Tatenokawa follows the lead of the 6th generation family owner Jumpei Sato. Under his quiet supervision, the brewery produces some of the finest sake in western Japan. Since 2010, they have only made Junmai Daiginjo. This direction in their sake production is a way to simplify sake as a whole towards the consumer, who may feel overwhelmed by the myriads of sake brewing styles that are available. The other reasons behind Junmai Daiginjo Roadmap is to emphasize premium quality and to gain specialized knowledge of exactly this sake style. This has enabled Tatenokawa to take Junmai Daiginjo to new, unknown heights and diversity.

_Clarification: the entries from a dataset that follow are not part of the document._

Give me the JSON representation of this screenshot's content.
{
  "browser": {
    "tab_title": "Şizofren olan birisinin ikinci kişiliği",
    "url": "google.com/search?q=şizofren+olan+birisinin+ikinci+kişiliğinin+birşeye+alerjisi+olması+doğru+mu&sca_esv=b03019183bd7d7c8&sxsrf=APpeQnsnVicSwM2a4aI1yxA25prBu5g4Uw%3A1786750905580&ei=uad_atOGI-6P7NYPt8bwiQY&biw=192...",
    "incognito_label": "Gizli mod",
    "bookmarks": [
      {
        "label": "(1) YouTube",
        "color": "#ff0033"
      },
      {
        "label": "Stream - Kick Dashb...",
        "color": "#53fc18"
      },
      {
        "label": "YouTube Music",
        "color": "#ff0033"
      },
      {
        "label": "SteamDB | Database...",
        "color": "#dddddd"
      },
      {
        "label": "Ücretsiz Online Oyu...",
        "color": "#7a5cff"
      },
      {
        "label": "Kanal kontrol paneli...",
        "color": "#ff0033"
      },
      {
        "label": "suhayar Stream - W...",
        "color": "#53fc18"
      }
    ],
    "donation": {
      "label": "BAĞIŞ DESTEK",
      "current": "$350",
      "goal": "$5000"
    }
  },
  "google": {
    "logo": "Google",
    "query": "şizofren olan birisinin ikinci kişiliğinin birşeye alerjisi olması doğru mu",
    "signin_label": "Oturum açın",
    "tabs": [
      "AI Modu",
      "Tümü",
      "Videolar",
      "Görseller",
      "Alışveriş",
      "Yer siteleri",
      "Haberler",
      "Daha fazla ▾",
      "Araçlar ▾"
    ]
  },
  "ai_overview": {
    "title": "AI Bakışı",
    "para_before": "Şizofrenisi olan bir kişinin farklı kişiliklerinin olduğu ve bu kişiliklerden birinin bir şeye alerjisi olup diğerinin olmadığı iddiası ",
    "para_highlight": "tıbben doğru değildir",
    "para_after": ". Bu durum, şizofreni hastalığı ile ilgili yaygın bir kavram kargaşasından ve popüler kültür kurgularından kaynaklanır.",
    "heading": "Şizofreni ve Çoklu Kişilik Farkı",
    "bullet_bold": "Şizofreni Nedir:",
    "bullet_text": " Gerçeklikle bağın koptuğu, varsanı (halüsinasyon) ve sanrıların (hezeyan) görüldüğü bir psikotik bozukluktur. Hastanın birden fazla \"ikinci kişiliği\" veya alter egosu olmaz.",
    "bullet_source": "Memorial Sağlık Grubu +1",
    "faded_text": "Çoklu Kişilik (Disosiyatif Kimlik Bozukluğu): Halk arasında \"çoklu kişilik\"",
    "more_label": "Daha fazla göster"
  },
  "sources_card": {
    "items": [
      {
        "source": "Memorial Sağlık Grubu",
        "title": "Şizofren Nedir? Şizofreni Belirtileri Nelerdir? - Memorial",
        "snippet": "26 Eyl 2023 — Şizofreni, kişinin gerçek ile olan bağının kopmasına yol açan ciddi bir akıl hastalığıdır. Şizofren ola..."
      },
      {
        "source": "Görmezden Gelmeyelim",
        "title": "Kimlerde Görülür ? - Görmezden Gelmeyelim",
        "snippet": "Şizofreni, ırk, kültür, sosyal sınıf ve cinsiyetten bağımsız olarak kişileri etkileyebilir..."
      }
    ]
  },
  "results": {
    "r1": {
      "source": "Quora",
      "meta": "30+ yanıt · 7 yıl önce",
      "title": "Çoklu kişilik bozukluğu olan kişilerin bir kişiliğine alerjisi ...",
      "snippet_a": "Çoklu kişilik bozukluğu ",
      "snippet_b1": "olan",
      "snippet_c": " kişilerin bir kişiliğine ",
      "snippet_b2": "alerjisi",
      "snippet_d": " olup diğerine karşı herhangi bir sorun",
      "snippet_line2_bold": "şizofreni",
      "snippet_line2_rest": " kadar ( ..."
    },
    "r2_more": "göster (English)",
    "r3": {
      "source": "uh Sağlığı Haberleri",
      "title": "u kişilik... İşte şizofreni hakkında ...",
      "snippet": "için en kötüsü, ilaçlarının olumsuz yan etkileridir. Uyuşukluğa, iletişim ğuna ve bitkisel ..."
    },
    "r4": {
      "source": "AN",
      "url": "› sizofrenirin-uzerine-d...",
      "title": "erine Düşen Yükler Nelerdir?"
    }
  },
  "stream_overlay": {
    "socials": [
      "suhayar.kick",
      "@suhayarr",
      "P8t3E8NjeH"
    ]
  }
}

Takeshi Sato, the current Toji (brewmaster) achieves an astonishing variation of character in his sake, bearing in mind that all of Tatenokawa's sake is Junmai Daiginjo, which is made with primarily two different yeast types and two different rice types. These factors are not limitations as one might think. Mr. Sato manages to produce a range of complex, flavor profiles, based primarily on his precise brewing technique. The importance of gentle rice polishing and carbon filtration is highlighted in his production of fine Junmai Daiginjo sake.
For the majority of their sake production, the two local rice types use Dewasansan and Miyama Nishiki. Although Tatenokawa is not certified organic, the vast majority of the sake rice they receive, from their rice farmers in Shona,i is grown without pesticides or chemical fertilizers. It takes a special skill and experience to grow sake rice in this way, partly because the rice grains are larger than eating rice grains, which makes them more vulnerable to invasion by pests.
More info here - tatenokawa.com